### EXERCISE REQUIREMENTS
Each line of the material below that holds the word "image" needs to be copied.

### PROVIDED RECORDS
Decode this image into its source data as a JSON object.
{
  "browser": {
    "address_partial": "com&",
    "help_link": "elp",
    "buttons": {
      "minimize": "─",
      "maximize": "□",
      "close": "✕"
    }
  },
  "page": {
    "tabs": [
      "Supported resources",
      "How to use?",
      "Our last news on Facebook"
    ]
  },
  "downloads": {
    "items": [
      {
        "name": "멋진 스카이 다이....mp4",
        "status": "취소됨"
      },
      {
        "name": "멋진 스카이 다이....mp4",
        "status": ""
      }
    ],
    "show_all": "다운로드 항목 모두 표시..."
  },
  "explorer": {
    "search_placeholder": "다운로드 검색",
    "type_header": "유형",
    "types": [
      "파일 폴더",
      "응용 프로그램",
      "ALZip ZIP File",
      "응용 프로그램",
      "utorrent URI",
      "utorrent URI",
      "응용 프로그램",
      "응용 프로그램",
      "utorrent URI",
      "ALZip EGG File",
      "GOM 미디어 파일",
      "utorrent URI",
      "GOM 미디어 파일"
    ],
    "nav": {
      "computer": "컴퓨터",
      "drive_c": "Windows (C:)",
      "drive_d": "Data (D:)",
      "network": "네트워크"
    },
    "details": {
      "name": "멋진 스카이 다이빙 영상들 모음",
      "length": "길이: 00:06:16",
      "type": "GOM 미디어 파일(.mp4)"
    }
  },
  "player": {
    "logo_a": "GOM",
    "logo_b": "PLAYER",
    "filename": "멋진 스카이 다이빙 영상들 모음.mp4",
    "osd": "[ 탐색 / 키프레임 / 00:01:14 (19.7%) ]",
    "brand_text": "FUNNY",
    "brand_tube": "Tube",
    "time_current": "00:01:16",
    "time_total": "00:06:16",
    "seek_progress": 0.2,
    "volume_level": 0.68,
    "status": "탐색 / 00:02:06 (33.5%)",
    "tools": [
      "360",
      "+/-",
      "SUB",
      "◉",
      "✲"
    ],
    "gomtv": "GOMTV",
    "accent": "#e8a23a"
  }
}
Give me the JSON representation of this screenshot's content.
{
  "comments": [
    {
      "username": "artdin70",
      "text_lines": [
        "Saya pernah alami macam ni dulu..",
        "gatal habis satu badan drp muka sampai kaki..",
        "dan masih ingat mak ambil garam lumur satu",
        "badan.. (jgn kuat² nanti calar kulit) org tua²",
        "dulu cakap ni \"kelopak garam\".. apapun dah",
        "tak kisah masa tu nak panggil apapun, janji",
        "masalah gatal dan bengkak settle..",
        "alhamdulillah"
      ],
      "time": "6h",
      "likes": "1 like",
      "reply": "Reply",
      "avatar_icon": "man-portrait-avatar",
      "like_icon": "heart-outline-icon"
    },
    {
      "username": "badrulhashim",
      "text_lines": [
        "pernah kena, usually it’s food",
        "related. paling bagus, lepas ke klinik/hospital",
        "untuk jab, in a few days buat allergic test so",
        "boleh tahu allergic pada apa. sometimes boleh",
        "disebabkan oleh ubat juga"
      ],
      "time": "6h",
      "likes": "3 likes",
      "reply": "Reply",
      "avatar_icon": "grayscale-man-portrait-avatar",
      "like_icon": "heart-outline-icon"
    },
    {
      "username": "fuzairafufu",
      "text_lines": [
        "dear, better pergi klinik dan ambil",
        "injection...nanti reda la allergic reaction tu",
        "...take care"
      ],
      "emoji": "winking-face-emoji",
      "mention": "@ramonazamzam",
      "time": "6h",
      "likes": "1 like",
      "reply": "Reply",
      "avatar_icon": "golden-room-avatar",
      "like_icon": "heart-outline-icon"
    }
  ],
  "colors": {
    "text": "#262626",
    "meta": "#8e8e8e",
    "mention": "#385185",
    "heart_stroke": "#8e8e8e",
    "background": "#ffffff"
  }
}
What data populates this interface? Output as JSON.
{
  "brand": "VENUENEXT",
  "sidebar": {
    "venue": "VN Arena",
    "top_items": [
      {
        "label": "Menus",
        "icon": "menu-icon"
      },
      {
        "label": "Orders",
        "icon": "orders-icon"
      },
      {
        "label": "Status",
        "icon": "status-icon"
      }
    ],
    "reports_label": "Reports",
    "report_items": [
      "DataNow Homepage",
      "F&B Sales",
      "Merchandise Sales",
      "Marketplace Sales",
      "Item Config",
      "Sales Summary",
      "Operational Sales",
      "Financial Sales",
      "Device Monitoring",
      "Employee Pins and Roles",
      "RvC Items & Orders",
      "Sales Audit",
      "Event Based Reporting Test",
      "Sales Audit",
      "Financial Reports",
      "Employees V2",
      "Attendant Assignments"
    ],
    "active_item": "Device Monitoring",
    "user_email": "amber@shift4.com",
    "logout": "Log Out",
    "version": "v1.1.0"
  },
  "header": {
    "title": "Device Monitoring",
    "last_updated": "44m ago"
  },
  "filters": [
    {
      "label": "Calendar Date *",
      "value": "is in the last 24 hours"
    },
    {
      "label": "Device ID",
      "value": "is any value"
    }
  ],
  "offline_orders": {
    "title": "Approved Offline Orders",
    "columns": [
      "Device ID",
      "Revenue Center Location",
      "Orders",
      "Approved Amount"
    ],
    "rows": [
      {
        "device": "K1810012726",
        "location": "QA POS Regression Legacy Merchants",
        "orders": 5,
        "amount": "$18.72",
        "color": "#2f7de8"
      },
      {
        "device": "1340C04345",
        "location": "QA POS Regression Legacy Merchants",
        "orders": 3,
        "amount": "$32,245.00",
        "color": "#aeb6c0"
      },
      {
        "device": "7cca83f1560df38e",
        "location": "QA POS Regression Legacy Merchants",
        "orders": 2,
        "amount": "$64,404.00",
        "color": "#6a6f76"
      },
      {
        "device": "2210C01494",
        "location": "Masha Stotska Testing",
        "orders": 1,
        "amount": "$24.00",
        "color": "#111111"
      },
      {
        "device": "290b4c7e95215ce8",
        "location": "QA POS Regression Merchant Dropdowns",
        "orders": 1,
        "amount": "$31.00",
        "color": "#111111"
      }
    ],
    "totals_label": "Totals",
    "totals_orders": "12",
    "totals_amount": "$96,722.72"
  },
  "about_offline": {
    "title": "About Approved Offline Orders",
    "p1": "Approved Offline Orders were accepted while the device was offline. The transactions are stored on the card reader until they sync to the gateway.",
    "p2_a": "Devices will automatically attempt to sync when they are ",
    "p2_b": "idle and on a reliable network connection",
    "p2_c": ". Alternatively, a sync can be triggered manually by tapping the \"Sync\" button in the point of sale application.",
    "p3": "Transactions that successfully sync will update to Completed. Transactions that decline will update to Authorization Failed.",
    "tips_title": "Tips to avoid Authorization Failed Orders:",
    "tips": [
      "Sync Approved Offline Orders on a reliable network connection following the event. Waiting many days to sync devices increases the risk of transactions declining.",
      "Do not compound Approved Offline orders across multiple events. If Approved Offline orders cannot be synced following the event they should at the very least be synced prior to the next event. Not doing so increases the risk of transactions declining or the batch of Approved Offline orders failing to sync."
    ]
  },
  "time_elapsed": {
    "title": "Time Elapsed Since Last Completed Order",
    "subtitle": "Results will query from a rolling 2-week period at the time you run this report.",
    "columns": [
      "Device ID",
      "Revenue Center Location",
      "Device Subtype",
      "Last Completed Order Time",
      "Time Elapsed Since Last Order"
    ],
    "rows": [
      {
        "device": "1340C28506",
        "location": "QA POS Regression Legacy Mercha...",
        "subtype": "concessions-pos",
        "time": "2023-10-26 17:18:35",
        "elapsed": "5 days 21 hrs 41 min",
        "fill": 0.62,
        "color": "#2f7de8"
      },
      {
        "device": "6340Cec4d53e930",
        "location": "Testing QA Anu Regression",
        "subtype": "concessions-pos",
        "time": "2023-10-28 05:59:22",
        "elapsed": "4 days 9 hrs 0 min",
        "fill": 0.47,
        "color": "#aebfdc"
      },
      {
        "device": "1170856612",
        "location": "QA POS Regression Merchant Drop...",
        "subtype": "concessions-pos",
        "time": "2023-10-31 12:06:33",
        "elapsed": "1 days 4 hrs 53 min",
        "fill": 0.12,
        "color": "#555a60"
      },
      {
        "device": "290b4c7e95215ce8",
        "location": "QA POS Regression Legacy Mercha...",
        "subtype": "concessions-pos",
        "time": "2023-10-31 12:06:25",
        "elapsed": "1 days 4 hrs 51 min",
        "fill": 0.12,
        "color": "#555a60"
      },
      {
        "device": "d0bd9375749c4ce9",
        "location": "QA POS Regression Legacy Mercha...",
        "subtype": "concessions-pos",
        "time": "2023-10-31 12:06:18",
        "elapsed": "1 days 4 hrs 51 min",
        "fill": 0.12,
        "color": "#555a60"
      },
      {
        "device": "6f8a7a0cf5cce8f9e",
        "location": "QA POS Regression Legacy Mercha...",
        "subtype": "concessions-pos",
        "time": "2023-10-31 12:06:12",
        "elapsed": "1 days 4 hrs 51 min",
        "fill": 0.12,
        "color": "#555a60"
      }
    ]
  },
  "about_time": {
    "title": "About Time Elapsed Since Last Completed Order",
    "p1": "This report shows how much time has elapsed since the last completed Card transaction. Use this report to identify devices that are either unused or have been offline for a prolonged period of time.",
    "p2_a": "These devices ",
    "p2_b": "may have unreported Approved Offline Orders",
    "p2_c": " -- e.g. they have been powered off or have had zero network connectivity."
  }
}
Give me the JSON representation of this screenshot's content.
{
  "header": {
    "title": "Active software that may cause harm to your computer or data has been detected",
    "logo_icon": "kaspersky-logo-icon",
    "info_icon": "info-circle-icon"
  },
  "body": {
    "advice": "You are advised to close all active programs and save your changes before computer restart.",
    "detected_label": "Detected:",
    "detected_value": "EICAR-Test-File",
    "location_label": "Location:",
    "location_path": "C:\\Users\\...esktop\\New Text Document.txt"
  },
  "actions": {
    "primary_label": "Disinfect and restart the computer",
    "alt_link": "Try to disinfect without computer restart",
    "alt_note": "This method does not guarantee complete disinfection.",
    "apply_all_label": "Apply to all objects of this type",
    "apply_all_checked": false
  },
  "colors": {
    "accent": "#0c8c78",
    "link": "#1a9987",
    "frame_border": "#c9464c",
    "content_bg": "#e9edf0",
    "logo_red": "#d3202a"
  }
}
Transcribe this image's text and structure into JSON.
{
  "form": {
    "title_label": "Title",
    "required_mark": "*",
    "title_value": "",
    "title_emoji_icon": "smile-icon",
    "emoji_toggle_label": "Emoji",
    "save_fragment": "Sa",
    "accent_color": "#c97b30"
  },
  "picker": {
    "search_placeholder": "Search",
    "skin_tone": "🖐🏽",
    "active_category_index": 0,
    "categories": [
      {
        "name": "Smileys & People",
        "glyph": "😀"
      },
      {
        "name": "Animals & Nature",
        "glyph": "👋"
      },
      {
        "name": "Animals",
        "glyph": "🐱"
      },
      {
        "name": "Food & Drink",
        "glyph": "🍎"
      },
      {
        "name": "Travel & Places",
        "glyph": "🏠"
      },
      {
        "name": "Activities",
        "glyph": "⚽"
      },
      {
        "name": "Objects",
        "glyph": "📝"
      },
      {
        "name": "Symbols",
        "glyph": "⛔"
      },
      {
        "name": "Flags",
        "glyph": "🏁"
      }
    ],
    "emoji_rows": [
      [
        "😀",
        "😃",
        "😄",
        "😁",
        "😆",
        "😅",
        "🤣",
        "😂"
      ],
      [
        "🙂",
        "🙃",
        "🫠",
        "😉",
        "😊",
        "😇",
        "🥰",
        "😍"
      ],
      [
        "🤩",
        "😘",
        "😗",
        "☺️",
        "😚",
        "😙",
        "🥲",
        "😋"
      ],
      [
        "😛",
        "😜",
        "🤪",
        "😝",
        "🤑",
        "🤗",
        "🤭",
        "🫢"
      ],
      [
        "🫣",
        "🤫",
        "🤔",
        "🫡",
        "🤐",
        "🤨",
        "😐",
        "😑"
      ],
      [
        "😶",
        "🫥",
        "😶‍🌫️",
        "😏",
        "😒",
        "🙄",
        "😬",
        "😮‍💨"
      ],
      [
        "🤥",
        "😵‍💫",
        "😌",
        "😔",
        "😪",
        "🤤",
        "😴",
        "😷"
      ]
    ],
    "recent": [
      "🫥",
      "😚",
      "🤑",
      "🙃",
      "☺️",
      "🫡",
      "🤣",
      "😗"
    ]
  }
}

### TASK RESPONSE
Decode this image into its source data as a JSON object.
Transcribe this image's text and structure into JSON.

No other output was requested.